==== Data shown

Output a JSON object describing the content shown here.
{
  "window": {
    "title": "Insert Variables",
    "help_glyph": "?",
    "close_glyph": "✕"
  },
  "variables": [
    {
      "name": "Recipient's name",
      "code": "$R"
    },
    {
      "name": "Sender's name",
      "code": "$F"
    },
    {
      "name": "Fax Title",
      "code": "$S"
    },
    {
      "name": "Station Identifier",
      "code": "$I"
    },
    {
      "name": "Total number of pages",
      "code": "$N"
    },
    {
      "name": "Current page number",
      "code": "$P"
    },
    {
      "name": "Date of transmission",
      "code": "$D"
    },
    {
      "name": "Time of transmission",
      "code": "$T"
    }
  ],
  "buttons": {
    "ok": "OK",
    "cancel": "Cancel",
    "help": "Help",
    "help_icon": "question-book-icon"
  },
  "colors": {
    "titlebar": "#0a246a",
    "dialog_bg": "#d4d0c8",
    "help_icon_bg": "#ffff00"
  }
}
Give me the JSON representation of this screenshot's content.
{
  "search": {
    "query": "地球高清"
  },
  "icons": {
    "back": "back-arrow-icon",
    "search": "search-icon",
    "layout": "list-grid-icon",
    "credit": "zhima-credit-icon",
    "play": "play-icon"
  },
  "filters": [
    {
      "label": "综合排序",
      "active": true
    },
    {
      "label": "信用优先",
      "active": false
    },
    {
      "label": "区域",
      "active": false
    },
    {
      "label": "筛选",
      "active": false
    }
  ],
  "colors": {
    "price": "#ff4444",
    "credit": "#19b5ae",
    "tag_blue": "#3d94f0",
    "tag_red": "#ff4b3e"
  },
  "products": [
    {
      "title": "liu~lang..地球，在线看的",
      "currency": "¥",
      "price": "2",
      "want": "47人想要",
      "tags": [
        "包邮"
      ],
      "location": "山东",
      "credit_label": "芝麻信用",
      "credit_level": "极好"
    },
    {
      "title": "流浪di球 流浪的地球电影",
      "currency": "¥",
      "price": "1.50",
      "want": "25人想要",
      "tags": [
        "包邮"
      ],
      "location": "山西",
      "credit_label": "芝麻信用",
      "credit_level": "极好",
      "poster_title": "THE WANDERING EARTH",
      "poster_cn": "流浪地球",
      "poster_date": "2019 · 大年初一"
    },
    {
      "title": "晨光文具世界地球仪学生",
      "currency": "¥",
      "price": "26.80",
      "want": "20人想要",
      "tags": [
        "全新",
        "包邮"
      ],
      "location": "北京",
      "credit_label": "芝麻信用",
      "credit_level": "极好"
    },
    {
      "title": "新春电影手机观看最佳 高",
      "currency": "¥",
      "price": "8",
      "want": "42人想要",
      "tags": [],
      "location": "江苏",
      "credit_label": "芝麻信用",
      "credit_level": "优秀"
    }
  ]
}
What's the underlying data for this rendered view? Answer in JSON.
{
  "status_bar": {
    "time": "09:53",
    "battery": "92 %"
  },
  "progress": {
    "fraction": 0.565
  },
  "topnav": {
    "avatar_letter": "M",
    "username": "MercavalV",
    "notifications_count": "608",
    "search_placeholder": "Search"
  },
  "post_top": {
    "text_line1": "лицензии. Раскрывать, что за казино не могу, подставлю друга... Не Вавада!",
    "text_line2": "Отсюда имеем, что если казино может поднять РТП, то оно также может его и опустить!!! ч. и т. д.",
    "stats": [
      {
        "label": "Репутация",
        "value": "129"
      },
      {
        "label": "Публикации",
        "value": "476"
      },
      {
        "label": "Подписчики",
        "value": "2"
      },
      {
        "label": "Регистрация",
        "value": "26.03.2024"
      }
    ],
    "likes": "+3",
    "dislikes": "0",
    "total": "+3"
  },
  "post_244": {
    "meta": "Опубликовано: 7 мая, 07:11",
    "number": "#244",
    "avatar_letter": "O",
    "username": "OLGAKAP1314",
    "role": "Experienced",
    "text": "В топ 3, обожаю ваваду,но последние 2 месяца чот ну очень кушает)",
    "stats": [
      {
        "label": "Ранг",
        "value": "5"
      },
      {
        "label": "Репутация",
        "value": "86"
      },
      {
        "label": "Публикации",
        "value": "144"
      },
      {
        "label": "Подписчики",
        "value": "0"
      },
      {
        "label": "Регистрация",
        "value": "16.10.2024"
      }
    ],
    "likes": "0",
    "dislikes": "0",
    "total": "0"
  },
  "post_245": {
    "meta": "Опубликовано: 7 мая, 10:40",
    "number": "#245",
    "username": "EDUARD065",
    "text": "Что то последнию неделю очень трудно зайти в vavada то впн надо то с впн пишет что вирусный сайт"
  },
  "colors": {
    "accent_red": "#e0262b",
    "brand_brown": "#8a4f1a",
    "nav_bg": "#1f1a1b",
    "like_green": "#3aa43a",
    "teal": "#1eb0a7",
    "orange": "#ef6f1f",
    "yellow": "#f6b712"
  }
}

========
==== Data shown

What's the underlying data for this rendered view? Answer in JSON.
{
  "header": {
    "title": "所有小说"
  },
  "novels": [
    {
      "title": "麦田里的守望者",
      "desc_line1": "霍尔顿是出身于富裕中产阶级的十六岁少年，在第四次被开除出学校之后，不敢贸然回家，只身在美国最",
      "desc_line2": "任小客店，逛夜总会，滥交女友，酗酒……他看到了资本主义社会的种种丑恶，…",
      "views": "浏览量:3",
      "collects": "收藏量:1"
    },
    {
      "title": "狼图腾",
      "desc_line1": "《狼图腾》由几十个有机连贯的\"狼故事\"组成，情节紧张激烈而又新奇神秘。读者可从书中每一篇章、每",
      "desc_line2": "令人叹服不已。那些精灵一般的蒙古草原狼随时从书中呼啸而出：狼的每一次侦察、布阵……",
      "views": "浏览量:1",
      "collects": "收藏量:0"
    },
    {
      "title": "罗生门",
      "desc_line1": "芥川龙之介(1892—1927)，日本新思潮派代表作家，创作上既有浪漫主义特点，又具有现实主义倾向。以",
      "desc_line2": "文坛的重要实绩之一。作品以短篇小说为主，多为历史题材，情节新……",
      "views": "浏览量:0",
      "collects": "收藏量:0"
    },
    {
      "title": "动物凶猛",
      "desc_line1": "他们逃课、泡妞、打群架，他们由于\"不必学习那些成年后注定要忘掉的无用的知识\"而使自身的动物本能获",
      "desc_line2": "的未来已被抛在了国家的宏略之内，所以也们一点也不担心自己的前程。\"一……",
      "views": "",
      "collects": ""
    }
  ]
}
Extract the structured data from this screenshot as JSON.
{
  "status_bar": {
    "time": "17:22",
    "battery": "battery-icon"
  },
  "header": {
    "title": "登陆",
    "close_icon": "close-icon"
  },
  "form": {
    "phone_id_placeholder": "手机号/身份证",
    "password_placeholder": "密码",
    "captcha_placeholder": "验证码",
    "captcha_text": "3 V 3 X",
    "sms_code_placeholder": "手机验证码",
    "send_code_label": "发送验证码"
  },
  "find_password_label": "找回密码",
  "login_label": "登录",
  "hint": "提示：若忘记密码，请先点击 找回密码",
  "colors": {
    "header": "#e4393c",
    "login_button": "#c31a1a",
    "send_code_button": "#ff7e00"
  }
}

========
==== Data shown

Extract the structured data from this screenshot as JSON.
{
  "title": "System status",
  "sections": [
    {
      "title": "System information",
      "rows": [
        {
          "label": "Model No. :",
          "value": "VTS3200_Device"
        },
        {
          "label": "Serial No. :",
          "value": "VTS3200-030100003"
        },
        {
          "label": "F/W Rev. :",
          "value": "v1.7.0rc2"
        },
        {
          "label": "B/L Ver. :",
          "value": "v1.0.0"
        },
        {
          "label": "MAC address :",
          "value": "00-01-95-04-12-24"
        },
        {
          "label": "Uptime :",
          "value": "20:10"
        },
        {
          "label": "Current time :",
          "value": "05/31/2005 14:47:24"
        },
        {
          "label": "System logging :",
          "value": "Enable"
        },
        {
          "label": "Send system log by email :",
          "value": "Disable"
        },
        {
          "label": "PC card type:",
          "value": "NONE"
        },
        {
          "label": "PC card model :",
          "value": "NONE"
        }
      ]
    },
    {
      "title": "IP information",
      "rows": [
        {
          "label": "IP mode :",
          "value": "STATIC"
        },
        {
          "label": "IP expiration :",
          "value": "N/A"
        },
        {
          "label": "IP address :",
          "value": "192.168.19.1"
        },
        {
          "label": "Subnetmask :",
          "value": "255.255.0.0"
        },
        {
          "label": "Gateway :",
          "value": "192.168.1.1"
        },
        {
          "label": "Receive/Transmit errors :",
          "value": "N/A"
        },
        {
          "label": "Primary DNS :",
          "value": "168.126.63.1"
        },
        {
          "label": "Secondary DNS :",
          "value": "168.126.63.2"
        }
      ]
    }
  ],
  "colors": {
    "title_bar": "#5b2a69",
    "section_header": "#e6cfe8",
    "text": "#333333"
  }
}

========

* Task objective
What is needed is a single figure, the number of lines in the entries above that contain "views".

* Solution
4